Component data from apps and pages

----

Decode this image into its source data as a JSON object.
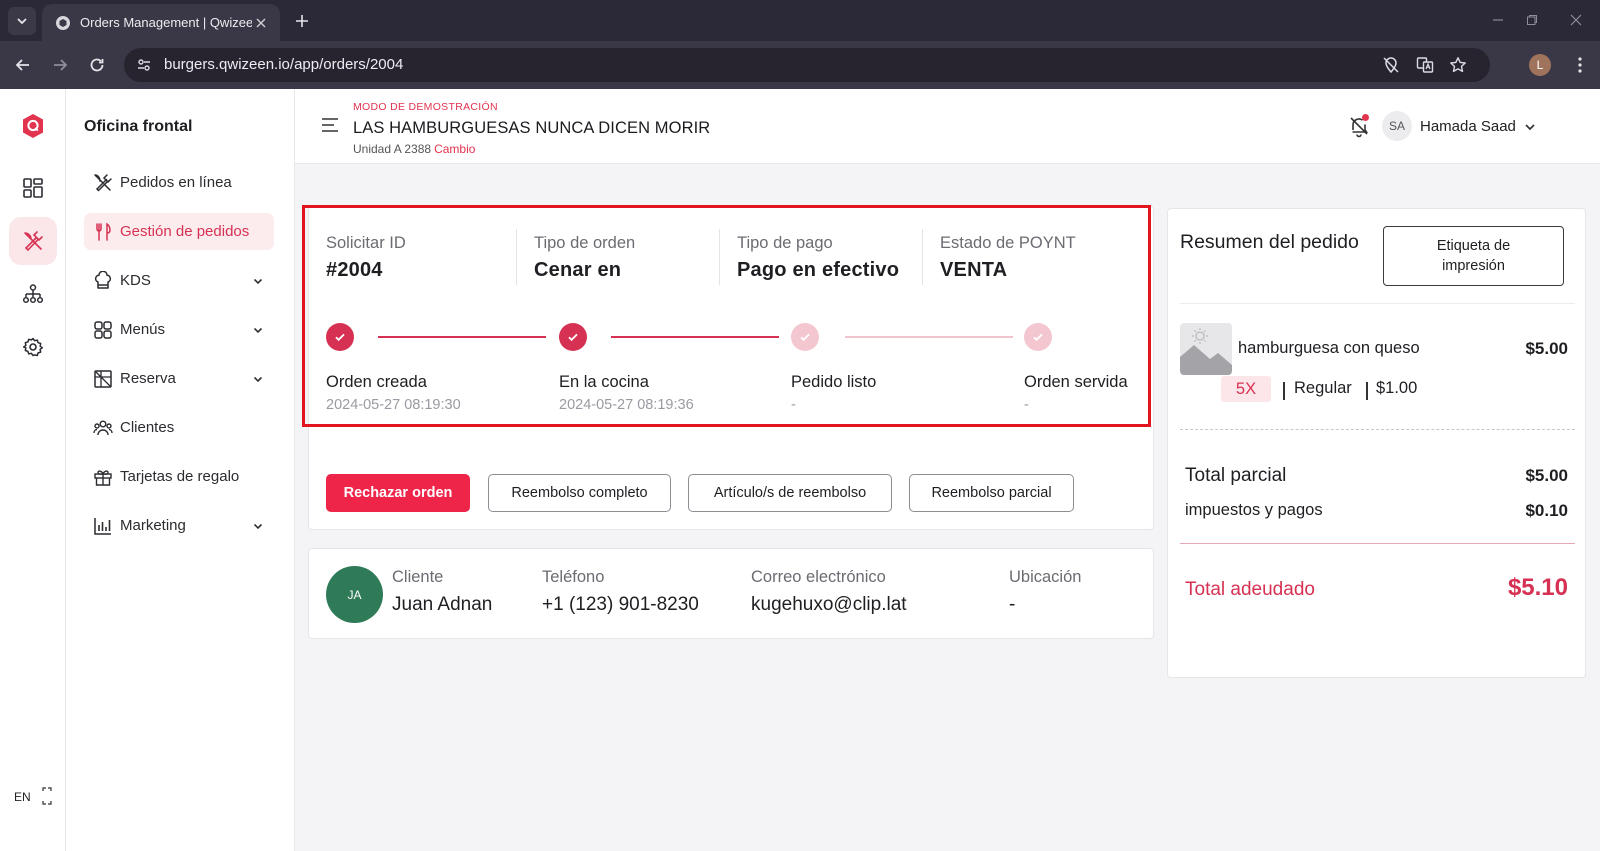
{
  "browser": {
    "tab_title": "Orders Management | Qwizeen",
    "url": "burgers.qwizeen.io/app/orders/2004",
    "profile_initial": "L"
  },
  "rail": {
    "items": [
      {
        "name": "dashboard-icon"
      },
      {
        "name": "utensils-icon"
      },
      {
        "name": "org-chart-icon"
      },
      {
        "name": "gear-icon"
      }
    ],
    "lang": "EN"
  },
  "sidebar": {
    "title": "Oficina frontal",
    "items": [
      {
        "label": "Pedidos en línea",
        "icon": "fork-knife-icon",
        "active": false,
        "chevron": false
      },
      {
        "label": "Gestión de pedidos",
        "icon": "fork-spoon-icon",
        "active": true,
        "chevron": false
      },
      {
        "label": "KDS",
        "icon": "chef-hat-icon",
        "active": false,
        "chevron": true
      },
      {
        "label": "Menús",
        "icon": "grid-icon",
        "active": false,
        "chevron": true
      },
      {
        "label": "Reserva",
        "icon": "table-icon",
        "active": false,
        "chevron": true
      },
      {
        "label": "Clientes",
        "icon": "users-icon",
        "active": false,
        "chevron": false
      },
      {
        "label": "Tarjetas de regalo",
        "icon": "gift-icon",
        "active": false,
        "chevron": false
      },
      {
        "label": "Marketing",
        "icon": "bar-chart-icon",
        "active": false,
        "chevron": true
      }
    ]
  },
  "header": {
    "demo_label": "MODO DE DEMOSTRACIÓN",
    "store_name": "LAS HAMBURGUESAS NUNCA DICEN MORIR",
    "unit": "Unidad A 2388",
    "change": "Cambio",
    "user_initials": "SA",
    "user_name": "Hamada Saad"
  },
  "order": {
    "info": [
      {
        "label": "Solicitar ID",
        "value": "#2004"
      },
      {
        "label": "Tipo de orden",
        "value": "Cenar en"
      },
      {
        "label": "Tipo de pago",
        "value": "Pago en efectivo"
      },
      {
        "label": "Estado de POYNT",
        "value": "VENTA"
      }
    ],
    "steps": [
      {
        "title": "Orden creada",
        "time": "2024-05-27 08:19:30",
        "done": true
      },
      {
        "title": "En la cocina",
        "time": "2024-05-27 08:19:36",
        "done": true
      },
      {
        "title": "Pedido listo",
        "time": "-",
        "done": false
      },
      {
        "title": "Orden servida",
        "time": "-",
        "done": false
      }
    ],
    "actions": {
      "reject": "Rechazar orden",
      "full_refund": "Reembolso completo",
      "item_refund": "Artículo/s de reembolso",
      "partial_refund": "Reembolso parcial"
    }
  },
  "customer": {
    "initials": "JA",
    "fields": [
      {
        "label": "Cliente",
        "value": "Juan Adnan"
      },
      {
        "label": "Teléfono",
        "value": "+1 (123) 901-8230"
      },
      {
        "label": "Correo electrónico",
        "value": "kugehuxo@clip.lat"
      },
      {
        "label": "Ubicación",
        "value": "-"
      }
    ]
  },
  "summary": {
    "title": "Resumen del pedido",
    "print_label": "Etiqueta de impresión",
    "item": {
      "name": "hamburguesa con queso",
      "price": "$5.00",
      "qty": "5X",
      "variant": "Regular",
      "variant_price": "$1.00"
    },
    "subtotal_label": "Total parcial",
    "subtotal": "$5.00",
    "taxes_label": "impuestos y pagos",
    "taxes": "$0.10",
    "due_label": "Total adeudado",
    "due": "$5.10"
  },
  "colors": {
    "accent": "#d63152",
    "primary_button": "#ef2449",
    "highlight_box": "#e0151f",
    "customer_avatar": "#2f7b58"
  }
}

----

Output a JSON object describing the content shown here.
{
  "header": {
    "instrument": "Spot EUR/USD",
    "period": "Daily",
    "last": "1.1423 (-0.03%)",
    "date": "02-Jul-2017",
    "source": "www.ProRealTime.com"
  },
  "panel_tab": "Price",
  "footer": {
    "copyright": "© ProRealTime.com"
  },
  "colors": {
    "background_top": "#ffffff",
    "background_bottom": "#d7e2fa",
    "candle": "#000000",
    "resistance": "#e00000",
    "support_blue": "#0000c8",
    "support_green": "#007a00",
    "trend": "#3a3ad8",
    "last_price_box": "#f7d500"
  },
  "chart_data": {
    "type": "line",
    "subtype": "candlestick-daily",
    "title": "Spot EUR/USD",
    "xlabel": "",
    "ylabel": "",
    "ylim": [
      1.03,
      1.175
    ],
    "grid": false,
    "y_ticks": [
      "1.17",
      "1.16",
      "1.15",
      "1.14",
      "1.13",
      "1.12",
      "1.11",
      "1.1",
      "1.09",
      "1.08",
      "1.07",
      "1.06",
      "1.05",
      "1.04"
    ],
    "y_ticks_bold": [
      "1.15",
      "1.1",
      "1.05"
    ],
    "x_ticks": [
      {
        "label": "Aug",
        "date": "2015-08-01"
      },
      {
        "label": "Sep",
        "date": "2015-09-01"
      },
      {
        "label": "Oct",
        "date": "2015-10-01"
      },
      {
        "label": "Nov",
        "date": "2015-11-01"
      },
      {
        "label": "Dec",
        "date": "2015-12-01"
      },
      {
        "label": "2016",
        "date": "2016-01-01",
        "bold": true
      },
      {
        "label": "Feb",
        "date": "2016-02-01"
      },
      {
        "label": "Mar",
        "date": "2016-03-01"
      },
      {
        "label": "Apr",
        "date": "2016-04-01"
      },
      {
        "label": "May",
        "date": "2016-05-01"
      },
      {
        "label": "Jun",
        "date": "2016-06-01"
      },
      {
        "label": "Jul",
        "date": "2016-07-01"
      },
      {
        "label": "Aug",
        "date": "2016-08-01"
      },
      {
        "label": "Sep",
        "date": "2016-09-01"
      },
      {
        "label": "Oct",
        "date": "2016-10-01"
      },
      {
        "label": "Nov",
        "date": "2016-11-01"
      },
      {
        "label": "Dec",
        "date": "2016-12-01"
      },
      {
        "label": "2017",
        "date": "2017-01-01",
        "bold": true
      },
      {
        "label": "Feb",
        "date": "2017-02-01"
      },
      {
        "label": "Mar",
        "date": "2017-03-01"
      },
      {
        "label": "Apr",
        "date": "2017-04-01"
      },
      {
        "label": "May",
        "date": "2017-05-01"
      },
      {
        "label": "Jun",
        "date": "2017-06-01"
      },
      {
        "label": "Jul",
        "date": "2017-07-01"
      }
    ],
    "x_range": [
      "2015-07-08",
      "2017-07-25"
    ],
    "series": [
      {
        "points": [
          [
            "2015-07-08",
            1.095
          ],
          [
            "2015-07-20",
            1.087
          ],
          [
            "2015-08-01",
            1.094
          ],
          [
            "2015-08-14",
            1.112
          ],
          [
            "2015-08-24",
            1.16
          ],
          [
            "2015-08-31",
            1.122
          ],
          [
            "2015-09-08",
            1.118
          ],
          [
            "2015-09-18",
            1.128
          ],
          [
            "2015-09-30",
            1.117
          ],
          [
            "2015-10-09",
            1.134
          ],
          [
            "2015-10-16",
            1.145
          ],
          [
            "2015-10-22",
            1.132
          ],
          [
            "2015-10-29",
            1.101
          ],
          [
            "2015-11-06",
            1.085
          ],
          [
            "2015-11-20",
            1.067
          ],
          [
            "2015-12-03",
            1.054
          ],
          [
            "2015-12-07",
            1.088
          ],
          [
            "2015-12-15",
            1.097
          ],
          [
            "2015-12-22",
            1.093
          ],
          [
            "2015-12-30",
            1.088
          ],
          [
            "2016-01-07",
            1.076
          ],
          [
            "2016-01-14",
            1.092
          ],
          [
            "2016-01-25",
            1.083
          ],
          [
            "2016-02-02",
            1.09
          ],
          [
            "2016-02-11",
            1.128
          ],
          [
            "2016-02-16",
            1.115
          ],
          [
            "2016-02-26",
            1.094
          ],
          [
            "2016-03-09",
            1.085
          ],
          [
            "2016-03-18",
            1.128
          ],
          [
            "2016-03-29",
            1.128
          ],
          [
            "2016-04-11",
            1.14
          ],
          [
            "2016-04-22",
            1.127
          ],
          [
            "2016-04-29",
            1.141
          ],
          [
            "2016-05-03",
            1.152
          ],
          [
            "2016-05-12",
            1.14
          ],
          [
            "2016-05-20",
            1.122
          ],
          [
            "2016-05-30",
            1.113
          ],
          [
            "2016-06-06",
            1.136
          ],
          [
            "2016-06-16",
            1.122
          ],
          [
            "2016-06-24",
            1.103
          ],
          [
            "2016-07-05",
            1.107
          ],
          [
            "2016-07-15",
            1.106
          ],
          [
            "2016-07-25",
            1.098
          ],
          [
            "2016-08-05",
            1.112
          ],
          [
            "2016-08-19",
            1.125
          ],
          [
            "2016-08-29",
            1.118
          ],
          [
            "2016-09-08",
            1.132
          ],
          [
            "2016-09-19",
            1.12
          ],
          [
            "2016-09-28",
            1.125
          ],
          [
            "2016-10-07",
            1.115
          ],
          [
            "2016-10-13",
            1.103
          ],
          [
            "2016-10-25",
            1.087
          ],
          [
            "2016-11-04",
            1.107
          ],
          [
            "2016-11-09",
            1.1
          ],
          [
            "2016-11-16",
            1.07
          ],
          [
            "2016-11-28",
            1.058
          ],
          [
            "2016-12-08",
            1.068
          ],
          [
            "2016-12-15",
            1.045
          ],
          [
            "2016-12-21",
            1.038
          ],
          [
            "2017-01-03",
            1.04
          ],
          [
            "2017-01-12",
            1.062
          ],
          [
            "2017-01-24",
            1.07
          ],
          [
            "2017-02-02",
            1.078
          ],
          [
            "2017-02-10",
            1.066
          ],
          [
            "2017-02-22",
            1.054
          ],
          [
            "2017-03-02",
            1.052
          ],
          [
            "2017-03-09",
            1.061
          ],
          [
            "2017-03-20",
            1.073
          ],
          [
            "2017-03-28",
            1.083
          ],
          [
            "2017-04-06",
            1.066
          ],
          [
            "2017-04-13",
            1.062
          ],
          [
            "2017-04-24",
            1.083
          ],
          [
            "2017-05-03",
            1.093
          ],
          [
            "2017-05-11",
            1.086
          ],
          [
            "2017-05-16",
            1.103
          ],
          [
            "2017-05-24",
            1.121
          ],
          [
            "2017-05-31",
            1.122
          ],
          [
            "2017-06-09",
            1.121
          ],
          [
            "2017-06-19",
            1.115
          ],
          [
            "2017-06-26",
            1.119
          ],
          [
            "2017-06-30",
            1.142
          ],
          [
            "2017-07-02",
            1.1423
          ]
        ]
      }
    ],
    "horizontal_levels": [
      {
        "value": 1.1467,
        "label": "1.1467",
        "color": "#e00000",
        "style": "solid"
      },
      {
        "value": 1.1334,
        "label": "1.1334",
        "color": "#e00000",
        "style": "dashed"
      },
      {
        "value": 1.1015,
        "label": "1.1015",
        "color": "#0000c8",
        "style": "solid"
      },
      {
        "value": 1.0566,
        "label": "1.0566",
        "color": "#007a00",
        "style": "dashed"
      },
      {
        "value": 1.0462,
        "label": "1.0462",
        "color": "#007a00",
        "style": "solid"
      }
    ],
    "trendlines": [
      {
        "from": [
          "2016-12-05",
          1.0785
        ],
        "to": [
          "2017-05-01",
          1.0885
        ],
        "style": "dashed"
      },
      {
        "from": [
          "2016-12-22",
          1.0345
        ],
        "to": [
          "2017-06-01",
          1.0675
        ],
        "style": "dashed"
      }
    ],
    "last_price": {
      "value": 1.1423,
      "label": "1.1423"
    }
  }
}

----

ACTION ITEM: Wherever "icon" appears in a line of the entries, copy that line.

RESPONSE TO THE EXERCISE:
        "name": "dashboard-icon"
        "name": "utensils-icon"
        "name": "org-chart-icon"
        "name": "gear-icon"
        "icon": "fork-knife-icon",
        "icon": "fork-spoon-icon",
        "icon": "chef-hat-icon",
        "icon": "grid-icon",
        "icon": "table-icon",
        "icon": "users-icon",
        "icon": "gift-icon",
        "icon": "bar-chart-icon",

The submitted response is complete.